The invasion of illicit drugs, abuse of alcohol and other elements, including the worst excesses of cyberspace, have without a doubt affected what happens within the walls of the family home. This has made it a far greater challenge to reach young minds with values such as honesty, respect and truth. In fact, there have been reports that in some cases those charged with that responsibility have fallen victim to negative elements themselves. When that happens, the potential for a young mind to drift off course is very high.
In other words, as unpleasant as it may be, when parents themselves turn their backs on proper values, young minds become greater targets for evils lurking in the shadows.
Undetected, they are prone to exploding at little to no notice, with grave consequences for the community.
Everyone agrees it is a serious problem, but there are no clear solutions in sight, outside of some draconian measures by authorities to halt what seems an unending wave of violent incidents involving our young people.
The police know they have a challenging role in an atmosphere where too often people are reluctant to come forward with information out of fear for their safety, even after being assured of protection by authorities.
In a small society such as Bermuda, even holding a conversation on the subject of criminal violence can be sensitive when there is a reluctance to face up to truths.
Holding vigils in an effort to encourage more community participation to reduce such violence involving loss of life is always a positive step.
However, unless those most vulnerable can be reached, it is another case of preaching to the choir.
The drug underworld, even in Bermuda, in addition to gang activity, has always been considered a factor in deadly crimes over the years. In a tightly knit society, with the knowledge that criminals have deadly weapons, police are aware that self-preservation is a key reason for some to remain silent, rather than assist in a police investigation. The problem here is that violent crime will never be stamped out without the full community joining hands in declaring that enough is enough.

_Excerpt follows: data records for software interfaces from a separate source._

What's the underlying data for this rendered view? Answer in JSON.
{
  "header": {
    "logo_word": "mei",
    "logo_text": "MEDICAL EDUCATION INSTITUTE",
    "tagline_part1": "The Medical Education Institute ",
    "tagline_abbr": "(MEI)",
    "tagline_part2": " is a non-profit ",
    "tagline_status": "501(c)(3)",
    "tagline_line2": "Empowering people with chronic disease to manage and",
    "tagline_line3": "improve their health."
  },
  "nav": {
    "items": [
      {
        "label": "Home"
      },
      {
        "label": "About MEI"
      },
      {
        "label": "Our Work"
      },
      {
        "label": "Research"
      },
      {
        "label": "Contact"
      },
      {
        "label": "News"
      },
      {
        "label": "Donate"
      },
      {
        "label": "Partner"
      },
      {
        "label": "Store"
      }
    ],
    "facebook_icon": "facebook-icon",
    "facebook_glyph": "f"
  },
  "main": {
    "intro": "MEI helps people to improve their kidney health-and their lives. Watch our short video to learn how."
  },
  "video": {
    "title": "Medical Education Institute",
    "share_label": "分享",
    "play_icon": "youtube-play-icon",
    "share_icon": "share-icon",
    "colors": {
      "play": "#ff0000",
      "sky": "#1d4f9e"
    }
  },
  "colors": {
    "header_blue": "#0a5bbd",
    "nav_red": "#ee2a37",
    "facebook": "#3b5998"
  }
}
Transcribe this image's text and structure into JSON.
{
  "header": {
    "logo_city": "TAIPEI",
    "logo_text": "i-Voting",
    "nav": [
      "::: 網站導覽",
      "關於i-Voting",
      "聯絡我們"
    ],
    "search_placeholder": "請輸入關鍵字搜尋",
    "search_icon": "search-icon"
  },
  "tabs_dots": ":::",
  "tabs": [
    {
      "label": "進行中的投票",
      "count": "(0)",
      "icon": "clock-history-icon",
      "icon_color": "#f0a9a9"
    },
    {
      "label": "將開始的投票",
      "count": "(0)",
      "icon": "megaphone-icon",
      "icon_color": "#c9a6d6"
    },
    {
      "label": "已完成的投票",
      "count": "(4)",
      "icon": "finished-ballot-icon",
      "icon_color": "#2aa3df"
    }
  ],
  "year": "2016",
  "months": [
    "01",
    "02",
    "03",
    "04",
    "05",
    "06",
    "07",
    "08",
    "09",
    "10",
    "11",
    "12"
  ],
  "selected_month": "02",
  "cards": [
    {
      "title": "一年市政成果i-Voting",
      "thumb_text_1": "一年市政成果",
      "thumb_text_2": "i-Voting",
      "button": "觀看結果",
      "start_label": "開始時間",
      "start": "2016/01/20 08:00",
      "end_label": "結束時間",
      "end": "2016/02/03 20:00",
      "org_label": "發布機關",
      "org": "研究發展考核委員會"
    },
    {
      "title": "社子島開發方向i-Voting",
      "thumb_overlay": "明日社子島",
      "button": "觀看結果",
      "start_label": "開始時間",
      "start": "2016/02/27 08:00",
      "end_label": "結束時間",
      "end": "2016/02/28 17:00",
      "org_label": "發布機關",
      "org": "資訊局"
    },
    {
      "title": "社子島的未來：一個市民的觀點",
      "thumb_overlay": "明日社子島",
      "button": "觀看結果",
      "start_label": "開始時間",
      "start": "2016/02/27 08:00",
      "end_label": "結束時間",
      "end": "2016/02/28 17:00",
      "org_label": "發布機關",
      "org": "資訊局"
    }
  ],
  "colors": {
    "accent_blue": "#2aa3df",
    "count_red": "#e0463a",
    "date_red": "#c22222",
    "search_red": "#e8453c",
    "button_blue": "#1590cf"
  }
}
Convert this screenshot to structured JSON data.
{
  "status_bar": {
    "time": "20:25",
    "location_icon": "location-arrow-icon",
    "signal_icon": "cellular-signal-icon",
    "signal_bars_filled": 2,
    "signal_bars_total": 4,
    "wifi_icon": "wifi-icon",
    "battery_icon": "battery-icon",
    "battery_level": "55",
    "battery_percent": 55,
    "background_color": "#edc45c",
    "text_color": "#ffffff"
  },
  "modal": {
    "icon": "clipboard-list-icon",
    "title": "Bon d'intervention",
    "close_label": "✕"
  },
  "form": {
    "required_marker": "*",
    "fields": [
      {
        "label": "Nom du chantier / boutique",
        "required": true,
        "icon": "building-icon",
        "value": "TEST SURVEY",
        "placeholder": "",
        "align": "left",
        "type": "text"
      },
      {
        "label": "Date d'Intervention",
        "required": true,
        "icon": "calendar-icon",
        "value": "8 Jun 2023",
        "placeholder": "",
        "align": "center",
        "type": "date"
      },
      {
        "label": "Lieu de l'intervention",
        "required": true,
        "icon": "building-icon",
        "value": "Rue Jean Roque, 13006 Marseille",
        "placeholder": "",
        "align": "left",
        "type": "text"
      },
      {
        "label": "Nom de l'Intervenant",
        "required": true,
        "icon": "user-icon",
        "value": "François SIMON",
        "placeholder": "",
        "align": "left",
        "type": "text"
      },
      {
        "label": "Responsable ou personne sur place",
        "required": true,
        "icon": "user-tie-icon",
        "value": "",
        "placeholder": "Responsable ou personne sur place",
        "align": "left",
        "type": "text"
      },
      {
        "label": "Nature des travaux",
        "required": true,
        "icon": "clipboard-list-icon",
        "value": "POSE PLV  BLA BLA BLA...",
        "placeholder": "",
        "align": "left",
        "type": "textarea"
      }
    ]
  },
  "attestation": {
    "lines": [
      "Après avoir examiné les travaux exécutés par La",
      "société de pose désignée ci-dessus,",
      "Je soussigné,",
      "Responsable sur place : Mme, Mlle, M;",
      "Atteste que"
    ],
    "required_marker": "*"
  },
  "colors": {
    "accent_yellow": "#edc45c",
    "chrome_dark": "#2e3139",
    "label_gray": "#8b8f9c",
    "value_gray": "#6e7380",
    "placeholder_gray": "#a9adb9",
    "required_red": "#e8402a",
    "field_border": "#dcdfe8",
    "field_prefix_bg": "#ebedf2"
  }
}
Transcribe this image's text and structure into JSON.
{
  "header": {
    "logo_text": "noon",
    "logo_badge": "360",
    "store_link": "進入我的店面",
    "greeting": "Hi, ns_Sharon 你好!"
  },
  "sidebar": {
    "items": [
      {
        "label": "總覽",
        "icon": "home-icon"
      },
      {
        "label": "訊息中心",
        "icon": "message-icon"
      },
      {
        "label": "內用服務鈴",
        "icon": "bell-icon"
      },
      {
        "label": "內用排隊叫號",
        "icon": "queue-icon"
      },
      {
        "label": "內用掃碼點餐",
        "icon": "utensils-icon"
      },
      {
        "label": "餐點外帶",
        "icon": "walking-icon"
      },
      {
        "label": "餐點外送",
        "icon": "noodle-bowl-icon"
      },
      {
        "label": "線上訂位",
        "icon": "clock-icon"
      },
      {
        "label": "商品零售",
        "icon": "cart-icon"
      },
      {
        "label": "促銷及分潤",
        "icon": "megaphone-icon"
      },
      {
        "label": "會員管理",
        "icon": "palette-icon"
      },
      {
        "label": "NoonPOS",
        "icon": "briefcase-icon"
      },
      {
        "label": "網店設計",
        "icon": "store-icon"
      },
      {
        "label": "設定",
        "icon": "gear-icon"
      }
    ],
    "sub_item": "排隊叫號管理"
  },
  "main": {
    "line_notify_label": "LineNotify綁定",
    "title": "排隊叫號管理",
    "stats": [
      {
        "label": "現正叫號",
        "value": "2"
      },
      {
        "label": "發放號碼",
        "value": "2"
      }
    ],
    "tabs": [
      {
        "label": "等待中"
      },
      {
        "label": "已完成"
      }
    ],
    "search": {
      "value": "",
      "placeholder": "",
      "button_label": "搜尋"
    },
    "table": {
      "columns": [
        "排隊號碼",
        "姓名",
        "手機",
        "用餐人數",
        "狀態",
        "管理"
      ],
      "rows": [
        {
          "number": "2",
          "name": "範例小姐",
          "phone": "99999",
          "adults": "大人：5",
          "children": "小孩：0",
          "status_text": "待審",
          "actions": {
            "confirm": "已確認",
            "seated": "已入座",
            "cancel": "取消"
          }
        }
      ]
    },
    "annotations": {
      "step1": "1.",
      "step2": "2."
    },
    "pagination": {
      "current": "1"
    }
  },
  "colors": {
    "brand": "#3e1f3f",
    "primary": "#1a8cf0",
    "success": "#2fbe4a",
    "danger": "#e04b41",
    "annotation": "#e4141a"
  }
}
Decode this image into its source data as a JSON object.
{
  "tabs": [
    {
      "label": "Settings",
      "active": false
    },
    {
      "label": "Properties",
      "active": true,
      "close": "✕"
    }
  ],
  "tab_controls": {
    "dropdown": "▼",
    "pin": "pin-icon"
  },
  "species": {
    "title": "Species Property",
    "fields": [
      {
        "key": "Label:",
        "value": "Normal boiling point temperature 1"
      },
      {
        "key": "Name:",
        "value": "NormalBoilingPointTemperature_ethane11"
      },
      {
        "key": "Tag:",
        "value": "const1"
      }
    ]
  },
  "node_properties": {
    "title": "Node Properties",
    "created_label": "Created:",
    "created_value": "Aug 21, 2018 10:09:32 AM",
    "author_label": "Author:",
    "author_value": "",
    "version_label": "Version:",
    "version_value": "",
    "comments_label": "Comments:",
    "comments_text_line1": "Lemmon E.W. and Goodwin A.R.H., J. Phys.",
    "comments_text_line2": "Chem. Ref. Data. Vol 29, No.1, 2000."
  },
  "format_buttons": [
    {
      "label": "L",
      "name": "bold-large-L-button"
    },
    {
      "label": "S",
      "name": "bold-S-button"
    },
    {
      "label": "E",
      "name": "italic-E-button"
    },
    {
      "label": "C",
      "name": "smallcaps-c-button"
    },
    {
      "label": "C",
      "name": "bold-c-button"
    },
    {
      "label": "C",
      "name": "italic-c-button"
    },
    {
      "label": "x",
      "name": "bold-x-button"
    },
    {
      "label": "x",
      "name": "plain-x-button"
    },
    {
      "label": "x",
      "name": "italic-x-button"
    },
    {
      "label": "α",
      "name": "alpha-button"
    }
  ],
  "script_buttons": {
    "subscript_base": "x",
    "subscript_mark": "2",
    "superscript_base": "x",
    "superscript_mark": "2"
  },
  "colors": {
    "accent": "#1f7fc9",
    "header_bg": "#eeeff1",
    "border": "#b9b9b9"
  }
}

It surely is going to be a long, tough road ahead because the illegal drug world and gang activity on the island will not fade on its own overnight. Meanwhile, every family on this beautiful island, especially those with children, will be faced with the potential danger of having a loved one fall victim to such violence.
Every life is precious, and since we know even gang members were once babies, far more attention is needed in equipping young minds with values that make for good, law-abiding citizens. That is always easier said than done in any society.
The Government must focus more on the life quality of families, especially those struggling with financial hardship to a degree where there is little time for teaching values that make a difference. The Bermuda that most people have grown to love must never be allowed to drift to a place where civil order with respect and decency is held hostage by those who prefer to operate outside of the system.
Bermuda can win the battle against violent crime. While it will not be easy, the best place to start is with the family.
Hundreds stopped by roadside sobriety tests
Kempe: OBA must sever all links with UBP
Drink-driver who flipped car banned
Expanding Bacardi has added to island staff
Speeding driver was over the limit
Cannonier is new Opposition leader
Fintech start-up Laureate chooses Bermuda
Take Our Poll